After dropping thousands on a new car, you'll want to hop in and get on the road immediately, which makes sense. Few can resist the temptation of the new car smell. Car dealerships know that, and they can use it to charge you a lot more money than you thought you were going to pay for that car. This tactic is called yo-yo financing, and although it's not legal, 27% of people reported being victims of these scams. One Miami auto fraud lawyer even claims that 30% of his law practice deals with these cases.

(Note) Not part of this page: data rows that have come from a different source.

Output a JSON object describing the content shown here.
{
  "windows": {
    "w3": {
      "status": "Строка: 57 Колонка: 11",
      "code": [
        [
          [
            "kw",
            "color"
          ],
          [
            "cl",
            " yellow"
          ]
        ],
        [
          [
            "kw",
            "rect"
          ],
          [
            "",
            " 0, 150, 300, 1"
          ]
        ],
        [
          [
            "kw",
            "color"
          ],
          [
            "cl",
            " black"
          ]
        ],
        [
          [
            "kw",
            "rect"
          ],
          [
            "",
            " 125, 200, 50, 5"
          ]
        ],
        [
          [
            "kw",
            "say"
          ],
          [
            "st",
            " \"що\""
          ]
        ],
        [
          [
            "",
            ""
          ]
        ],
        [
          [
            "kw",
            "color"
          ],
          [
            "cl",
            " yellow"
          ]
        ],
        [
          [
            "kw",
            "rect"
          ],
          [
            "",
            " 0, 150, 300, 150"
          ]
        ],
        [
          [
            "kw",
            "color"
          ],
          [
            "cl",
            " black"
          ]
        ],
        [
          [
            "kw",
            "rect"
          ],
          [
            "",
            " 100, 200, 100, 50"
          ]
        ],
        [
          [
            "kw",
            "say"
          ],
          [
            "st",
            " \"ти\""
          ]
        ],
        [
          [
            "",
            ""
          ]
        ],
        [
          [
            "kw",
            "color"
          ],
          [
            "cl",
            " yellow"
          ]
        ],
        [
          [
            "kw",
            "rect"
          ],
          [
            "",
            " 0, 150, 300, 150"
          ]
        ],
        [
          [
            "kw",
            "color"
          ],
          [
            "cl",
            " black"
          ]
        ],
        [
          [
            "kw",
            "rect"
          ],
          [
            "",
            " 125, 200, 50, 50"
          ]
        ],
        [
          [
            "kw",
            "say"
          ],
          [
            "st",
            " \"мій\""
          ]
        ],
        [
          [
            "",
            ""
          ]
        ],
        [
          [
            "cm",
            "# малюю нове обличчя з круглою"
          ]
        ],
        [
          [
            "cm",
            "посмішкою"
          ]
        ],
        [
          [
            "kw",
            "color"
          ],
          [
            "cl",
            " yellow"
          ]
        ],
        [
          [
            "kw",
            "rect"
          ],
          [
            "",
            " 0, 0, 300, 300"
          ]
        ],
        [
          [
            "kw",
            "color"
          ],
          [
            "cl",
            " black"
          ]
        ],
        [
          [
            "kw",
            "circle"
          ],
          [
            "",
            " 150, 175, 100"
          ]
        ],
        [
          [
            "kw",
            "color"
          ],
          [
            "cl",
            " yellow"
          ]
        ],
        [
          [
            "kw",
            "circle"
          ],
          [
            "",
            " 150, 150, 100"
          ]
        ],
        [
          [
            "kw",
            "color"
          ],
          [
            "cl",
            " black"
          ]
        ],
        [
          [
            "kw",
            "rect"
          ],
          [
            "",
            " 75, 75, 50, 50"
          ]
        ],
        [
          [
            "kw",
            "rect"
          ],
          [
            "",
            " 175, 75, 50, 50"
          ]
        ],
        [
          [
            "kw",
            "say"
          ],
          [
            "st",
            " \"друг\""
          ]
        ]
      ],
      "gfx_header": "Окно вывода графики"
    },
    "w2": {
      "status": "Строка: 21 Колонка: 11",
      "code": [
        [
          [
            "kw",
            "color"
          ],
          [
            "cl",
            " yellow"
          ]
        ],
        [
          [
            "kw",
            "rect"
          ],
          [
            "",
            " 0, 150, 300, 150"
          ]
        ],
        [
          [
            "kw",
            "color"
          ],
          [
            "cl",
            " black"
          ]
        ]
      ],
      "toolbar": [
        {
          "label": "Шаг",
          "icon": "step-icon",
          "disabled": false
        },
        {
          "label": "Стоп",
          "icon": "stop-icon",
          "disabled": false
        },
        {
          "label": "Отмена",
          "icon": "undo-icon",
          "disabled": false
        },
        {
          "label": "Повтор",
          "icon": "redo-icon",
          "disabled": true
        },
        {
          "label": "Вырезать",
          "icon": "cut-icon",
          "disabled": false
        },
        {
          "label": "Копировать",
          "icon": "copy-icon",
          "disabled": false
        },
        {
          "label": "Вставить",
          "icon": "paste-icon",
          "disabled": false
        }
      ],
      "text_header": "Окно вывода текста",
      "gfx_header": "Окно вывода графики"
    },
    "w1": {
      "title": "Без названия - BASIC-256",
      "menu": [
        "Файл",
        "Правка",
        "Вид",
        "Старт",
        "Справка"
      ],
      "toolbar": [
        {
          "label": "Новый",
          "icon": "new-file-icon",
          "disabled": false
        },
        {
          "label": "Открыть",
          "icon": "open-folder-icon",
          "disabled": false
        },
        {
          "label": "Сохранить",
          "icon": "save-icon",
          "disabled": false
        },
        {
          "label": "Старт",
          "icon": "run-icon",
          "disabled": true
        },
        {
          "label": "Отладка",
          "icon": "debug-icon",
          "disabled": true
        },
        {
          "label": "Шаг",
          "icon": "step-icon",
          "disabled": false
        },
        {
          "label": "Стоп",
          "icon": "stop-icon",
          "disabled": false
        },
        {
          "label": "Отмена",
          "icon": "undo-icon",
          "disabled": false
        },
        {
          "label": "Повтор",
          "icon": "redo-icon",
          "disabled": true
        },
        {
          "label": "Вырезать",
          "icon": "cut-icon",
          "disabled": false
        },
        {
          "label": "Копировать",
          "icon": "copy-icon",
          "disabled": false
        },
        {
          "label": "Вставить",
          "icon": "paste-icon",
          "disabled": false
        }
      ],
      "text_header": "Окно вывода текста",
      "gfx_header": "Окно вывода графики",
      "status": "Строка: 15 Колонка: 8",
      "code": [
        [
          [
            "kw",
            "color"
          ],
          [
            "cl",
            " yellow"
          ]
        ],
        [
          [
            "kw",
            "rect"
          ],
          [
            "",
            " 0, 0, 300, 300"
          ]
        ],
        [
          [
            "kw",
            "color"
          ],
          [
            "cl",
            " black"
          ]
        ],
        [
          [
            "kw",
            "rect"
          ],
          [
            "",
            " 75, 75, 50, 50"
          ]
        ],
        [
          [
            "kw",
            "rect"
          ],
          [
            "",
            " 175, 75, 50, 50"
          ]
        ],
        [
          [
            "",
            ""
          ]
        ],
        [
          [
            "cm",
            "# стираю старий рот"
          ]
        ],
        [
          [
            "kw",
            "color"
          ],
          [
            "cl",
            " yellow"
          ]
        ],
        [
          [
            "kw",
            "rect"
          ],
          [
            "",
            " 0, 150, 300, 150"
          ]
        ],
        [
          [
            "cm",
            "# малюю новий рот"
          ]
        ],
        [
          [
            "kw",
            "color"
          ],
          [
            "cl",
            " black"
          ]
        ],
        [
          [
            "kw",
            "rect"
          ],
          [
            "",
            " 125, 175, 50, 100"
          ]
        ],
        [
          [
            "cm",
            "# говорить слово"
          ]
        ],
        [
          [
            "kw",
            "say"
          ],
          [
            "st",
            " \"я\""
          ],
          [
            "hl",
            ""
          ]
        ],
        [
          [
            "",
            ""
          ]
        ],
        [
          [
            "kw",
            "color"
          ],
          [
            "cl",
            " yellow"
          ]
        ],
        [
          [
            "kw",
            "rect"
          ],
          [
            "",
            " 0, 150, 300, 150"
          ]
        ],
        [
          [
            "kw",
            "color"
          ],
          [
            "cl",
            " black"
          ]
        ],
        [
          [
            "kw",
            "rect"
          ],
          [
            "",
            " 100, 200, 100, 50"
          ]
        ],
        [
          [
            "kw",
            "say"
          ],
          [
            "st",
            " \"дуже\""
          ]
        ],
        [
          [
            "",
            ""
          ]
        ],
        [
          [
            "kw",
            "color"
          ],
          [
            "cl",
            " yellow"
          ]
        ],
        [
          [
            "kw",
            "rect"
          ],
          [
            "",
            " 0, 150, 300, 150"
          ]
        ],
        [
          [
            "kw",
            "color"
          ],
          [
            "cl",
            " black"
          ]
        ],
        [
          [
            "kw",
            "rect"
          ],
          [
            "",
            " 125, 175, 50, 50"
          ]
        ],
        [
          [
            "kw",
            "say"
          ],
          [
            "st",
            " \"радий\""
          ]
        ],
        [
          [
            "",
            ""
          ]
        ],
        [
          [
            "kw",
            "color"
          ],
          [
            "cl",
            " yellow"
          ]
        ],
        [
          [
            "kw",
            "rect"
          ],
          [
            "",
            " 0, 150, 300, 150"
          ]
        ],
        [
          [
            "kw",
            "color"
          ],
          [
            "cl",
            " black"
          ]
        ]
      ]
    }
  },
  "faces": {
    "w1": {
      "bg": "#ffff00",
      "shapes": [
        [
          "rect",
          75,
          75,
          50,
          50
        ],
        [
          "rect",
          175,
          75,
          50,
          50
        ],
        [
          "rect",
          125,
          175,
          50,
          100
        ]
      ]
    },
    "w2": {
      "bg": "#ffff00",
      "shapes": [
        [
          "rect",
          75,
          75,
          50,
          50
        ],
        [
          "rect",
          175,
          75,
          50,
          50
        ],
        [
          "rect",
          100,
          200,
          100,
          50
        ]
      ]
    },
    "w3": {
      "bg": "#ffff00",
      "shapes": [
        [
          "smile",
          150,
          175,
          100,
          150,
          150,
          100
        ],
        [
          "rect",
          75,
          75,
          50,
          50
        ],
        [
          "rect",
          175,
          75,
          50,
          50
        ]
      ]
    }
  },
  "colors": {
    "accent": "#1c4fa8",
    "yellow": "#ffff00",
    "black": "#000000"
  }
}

This scam is also known as spot delivery. After agreeing to purchase the car, your dealership might tell you the financing is all set and that the car is yours. That may not be a problem for people with good credit scores, but someone with a lower credit score could get a call days after driving their new car off the lot letting them know the bank would not buy the contract from the Dealer. If the financing institution will not buy the contract, the sale may not close, and the buyer in this situation may have to return the car or pay the balance in full. The Dealer may even try to claim the buyer owes money for the mileage he put on the car.
Is it really worth it to pay thousands more down the road just to get your new car a few days early? Certainly not. Going into a deal, a buyer should know and understand what they're agreeing to – no matter how fine the print. You may even want to get pre-approved for a loan from a local credit union or your bank so you know what the terms of the loan are before you even set foot on a dealership's lot. And if you're desperate for a car, rent one until the paperwork is signed. A couple hundred dollars on a rental can save much more than you think down the road.